Whenever a picture appears, leave it out while repeating all the other data exactly.

════════════════════

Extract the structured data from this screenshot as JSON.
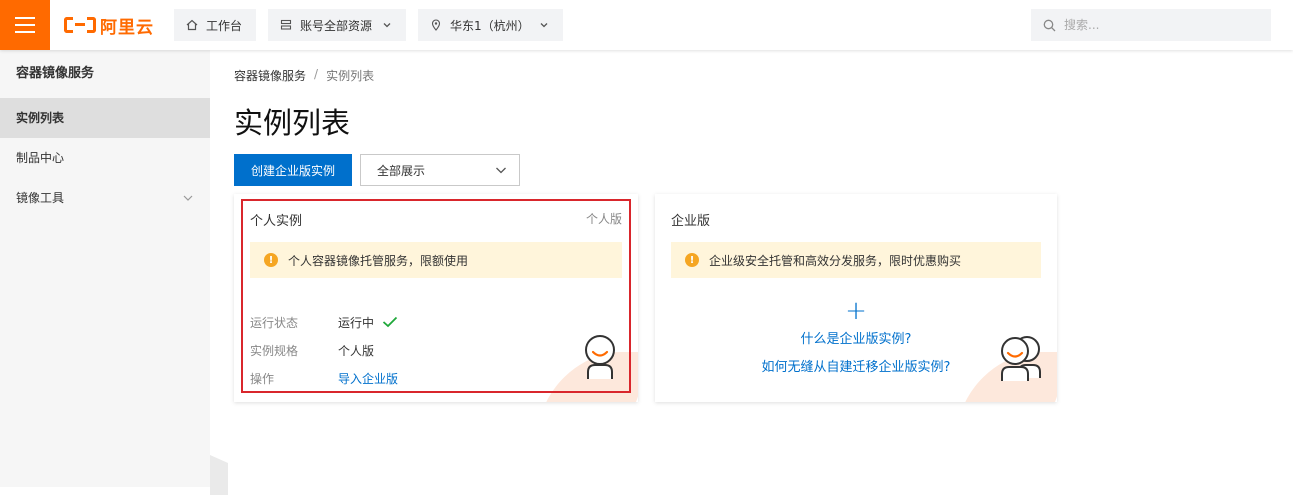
{
  "header": {
    "logo_text": "阿里云",
    "home_label": "工作台",
    "resources_label": "账号全部资源",
    "region_label": "华东1（杭州）",
    "search_placeholder": "搜索..."
  },
  "sidebar": {
    "title": "容器镜像服务",
    "items": [
      {
        "label": "实例列表",
        "active": true
      },
      {
        "label": "制品中心",
        "active": false
      },
      {
        "label": "镜像工具",
        "active": false,
        "expandable": true
      }
    ]
  },
  "breadcrumb": {
    "root": "容器镜像服务",
    "separator": "/",
    "current": "实例列表"
  },
  "page_title": "实例列表",
  "toolbar": {
    "create_label": "创建企业版实例",
    "filter_value": "全部展示"
  },
  "cards": {
    "personal": {
      "title": "个人实例",
      "tag": "个人版",
      "notice": "个人容器镜像托管服务，限额使用",
      "rows": {
        "status_label": "运行状态",
        "status_value": "运行中",
        "spec_label": "实例规格",
        "spec_value": "个人版",
        "action_label": "操作",
        "action_link": "导入企业版"
      }
    },
    "enterprise": {
      "title": "企业版",
      "notice": "企业级安全托管和高效分发服务，限时优惠购买",
      "plus": "+",
      "link_what": "什么是企业版实例?",
      "link_migrate": "如何无缝从自建迁移企业版实例?"
    }
  },
  "colors": {
    "brand": "#ff6a00",
    "primary": "#0070cc",
    "highlight_border": "#d9262c",
    "notice_bg": "#fff5db",
    "success": "#1fa83a"
  }
}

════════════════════

:: TASK RESPONSE ::
Extract the structured data from this screenshot as JSON.
{
  "header": {
    "logo_text": "阿里云",
    "home_label": "工作台",
    "resources_label": "账号全部资源",
    "region_label": "华东1（杭州）",
    "search_placeholder": "搜索..."
  },
  "sidebar": {
    "title": "容器镜像服务",
    "items": [
      {
        "label": "实例列表",
        "active": true
      },
      {
        "label": "制品中心",
        "active": false
      },
      {
        "label": "镜像工具",
        "active": false,
        "expandable": true
      }
    ]
  },
  "breadcrumb": {
    "root": "容器镜像服务",
    "separator": "/",
    "current": "实例列表"
  },
  "page_title": "实例列表",
  "toolbar": {
    "create_label": "创建企业版实例",
    "filter_value": "全部展示"
  },
  "cards": {
    "personal": {
      "title": "个人实例",
      "tag": "个人版",
      "notice": "个人容器镜像托管服务，限额使用",
      "rows": {
        "status_label": "运行状态",
        "status_value": "运行中",
        "spec_label": "实例规格",
        "spec_value": "个人版",
        "action_label": "操作",
        "action_link": "导入企业版"
      }
    },
    "enterprise": {
      "title": "企业版",
      "notice": "企业级安全托管和高效分发服务，限时优惠购买",
      "plus": "+",
      "link_what": "什么是企业版实例?",
      "link_migrate": "如何无缝从自建迁移企业版实例?"
    }
  },
  "colors": {
    "brand": "#ff6a00",
    "primary": "#0070cc",
    "highlight_border": "#d9262c",
    "notice_bg": "#fff5db",
    "success": "#1fa83a"
  }
}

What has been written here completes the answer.